#### [Work to be completed]
When a line in the entries contains the word "icon", copy that line in full.

[Extracted records]
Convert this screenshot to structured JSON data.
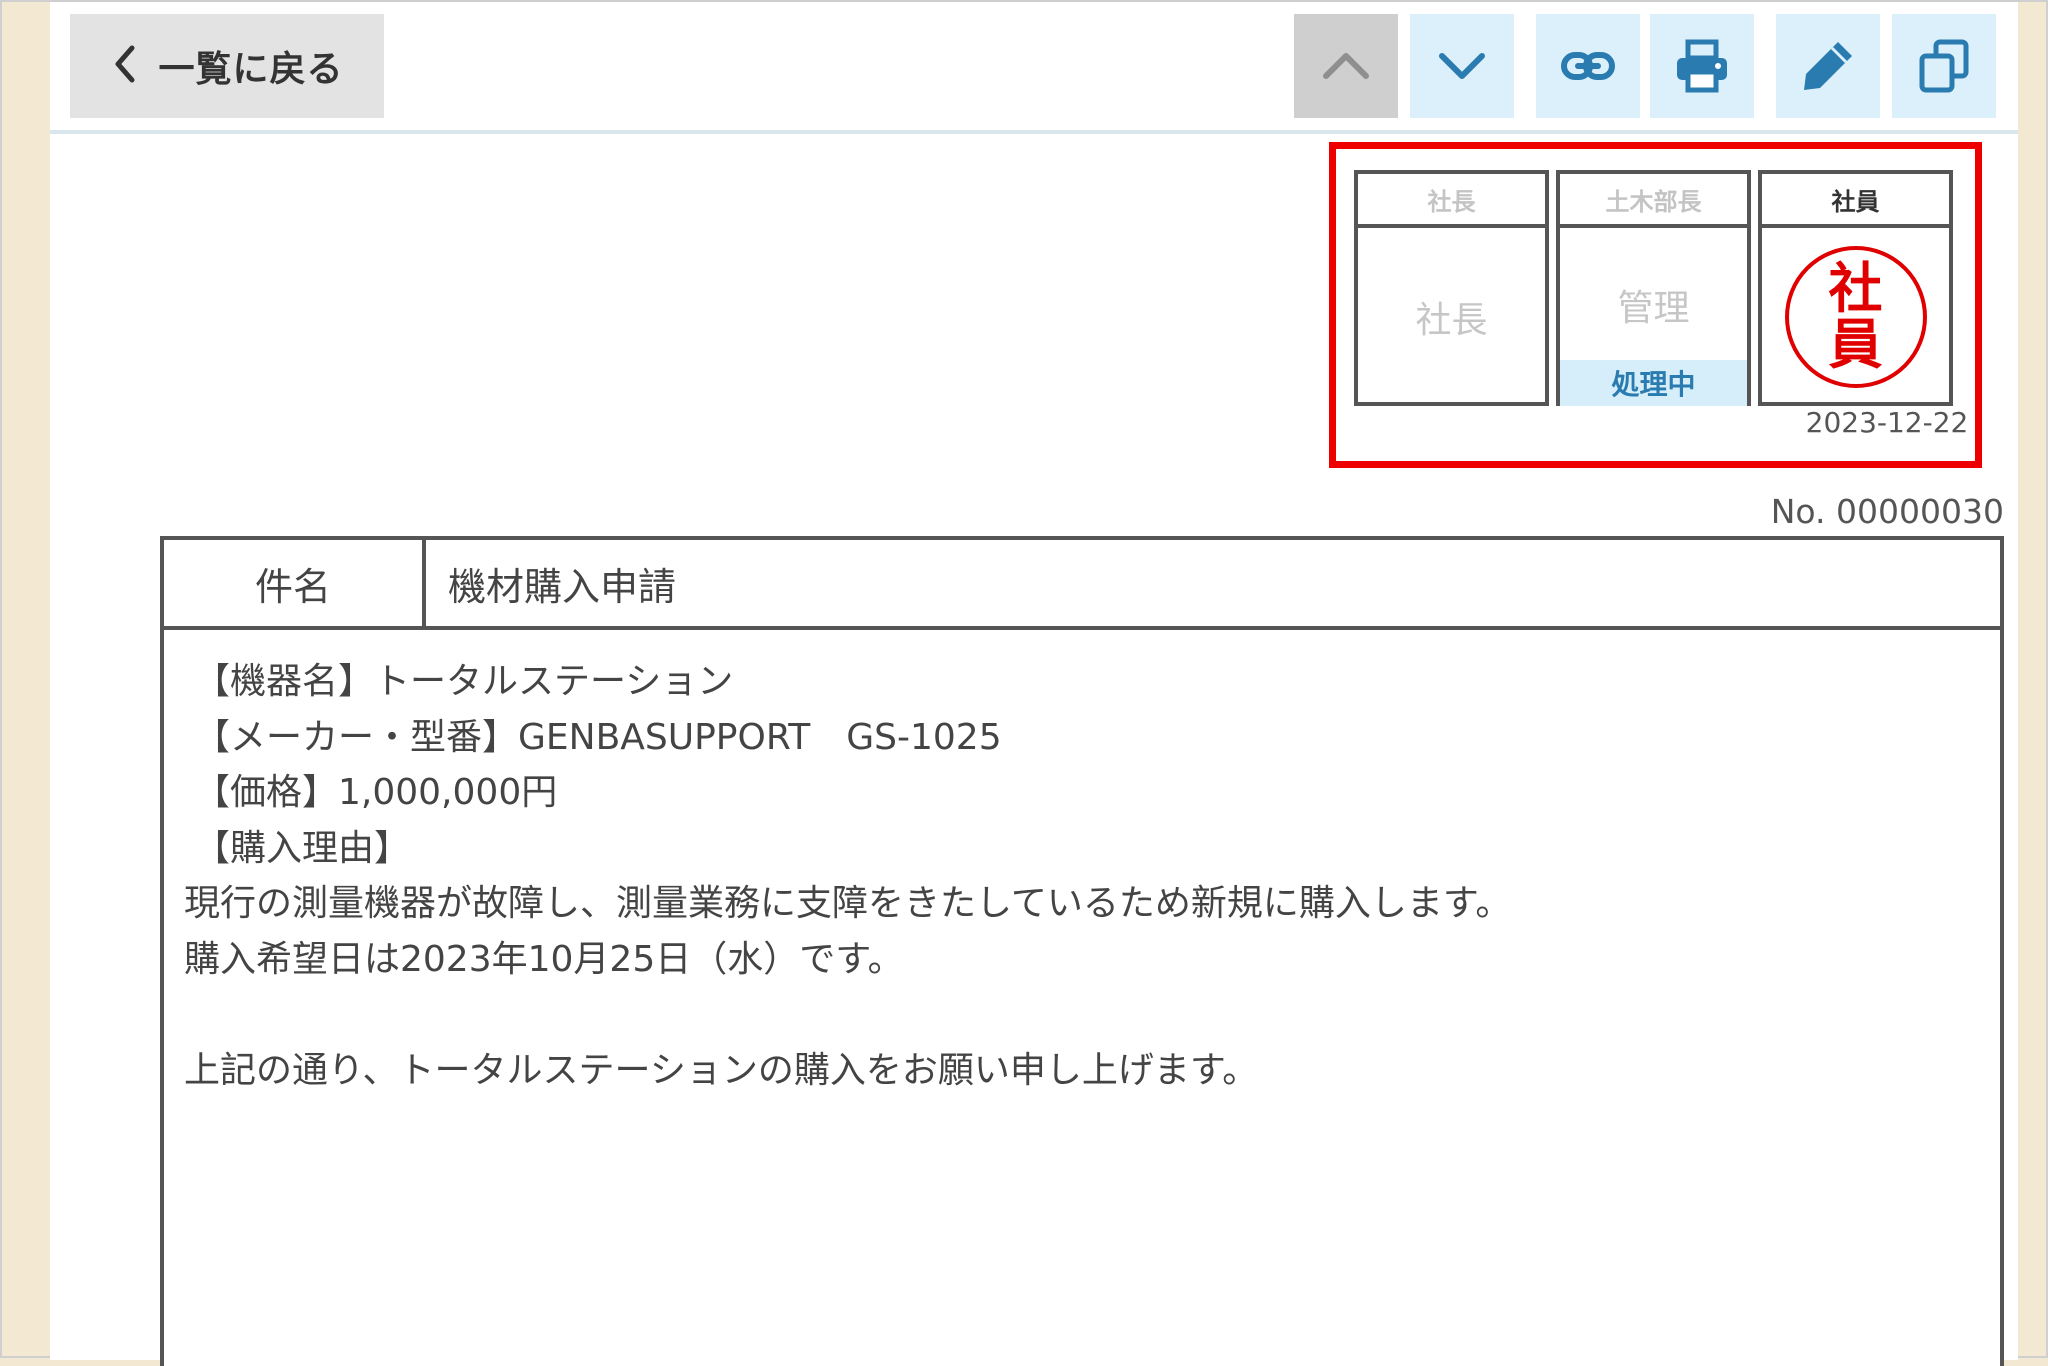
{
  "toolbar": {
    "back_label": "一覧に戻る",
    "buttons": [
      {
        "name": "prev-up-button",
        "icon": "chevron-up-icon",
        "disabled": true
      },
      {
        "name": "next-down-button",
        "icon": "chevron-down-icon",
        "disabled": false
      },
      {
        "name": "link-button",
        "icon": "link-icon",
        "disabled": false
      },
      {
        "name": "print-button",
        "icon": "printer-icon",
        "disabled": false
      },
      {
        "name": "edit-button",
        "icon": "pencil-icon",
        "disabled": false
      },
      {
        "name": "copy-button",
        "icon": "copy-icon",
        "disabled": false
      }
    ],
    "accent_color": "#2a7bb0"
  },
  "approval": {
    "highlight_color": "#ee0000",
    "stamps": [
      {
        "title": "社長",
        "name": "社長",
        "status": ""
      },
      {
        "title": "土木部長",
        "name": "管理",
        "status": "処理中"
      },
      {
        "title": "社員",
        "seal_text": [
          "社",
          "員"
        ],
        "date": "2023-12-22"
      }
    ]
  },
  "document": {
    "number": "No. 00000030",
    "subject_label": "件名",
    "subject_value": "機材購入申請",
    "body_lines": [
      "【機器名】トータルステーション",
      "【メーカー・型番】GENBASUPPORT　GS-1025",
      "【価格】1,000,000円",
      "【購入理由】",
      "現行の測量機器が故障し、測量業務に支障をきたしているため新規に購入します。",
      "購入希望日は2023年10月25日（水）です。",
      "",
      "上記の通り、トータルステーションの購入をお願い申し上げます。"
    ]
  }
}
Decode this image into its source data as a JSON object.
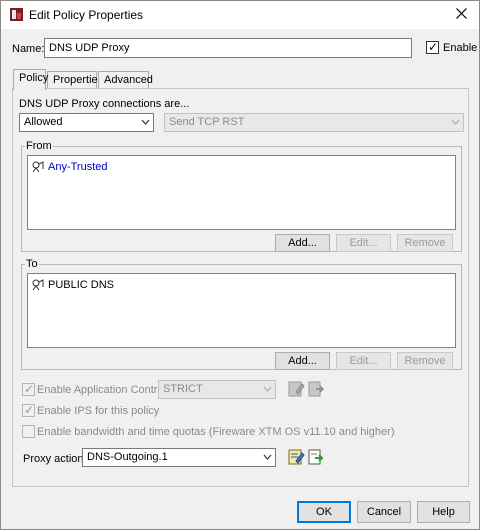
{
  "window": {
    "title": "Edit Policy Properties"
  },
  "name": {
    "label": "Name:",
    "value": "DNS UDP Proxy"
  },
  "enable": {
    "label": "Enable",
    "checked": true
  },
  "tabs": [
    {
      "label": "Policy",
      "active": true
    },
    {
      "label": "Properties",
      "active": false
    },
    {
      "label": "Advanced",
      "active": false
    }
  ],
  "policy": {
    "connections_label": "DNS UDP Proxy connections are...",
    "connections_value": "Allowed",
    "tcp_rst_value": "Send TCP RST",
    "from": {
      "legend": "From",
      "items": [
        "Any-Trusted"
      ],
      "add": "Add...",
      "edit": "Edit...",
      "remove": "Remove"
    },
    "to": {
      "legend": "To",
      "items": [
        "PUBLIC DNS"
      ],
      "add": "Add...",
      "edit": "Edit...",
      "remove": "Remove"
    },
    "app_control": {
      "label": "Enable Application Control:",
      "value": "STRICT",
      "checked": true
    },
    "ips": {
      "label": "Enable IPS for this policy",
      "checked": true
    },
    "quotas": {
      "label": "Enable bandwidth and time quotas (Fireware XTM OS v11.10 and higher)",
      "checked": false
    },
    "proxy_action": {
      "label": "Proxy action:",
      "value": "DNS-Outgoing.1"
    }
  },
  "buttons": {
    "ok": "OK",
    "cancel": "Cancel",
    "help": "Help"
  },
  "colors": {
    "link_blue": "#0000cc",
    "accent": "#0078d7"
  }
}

#### [Problem solution]
        "icon": "chevron-up-icon",
        "icon": "chevron-down-icon",
        "icon": "link-icon",
        "icon": "printer-icon",
        "icon": "pencil-icon",
        "icon": "copy-icon",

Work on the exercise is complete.